What is it
Heat bathing has been an accepted practice for healing, recovery, and performance in cultures around the world for ages. Now, scientific evidence is showing that heat bathing is a safe and effective way to improve general wellbeing.
Heat bathing can provide strong, protective effects against cardiovascular disease, inducing responses (and benefits) that mimic moderate exercise. It can lower stress, reduce systemic inflammation, and have acute anti-depressant effects. The effects are dose-dependeant, meaning more heat exposure = more benefits, with consistency being key.
Deliberate heat exposure
Purposefully exposing yourself to heat — whether air (eg. sauna), water (eg. hot tub), stones, or light (eg. sun/infrared) — as a method to improve health and longevity.
Practicing deliberate heat exposure for relaxation and wellbeing.
A popular, effective, and accessible modality of heat bathing. Commonly: a hot room made of wood, with a heat generating stove, causing plenty of sweating and relaxing.
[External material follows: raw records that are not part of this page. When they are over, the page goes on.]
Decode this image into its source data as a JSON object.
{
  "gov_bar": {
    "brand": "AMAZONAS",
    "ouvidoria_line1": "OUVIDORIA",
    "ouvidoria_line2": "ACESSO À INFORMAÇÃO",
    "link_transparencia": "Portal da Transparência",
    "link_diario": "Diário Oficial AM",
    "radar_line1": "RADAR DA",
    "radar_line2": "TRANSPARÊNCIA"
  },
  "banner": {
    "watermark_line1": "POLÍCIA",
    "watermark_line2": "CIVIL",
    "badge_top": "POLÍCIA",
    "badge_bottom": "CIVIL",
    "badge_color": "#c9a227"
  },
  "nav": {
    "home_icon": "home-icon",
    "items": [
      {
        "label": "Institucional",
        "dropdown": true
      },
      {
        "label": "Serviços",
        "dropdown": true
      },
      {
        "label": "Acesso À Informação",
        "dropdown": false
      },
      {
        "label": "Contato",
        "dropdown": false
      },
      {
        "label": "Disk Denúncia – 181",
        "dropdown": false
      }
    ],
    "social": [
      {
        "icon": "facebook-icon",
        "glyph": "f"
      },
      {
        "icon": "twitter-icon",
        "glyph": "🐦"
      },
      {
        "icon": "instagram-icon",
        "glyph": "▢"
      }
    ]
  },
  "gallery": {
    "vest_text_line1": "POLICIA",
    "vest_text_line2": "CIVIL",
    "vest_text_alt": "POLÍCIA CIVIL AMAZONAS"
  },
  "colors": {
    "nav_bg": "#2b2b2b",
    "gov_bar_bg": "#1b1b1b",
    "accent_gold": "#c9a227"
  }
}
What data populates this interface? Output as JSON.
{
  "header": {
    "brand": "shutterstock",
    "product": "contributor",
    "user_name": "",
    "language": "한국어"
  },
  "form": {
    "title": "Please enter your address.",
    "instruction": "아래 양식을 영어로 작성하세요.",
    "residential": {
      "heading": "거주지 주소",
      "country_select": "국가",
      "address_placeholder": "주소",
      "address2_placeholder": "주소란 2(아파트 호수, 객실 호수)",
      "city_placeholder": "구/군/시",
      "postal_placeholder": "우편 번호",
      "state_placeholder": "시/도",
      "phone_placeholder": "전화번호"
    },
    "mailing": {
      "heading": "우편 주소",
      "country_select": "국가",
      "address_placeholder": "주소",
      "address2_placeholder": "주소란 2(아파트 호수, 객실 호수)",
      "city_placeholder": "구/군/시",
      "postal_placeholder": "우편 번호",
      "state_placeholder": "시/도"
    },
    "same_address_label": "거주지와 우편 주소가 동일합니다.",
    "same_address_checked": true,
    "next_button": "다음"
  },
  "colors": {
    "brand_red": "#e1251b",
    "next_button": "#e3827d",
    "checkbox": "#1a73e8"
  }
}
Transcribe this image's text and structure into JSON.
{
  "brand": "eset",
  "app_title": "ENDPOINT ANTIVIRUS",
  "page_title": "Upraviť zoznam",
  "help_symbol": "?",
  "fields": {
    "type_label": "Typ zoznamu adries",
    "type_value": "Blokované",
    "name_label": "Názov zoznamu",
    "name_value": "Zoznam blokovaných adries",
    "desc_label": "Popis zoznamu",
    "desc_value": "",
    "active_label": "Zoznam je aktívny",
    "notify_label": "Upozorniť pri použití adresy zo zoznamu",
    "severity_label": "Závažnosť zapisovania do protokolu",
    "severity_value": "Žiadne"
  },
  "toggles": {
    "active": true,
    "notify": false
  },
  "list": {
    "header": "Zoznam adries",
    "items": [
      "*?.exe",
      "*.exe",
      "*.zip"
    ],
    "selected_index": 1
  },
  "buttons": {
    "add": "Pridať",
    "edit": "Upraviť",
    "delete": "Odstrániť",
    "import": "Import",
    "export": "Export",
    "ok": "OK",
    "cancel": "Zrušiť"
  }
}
Typical temperature ranges from 160°F to 200°F. Sauna is a beloved Finnish tradition, with roots in all nordic countries.
Using deliberate heat exposure to elevate core body temperature over 43°C (107°F). With head exposed, the rest of your body is placed in a thermal chamber for a tightly controlled heat exposure protocol.
Using the sauna 2-3 times per week was associated with 24% lower all-cause mortality and 4-7 times per week decreased all-cause mortality by 40%.
Men who used the sauna 4-7x per week had a 66% lower risk of developing dementia compared to men who used the sauna only one time per week.
One 30-minute post-workout sauna session, 2 times per week, for 3 weeks increased the time that it took for participants to run until exhaustion by 32% compared to their baseline.
A single session of whole-body hyperthermia experienced an acute antidepressant effect that was apparent within one week of treatment and persisted for six weeks after treatment.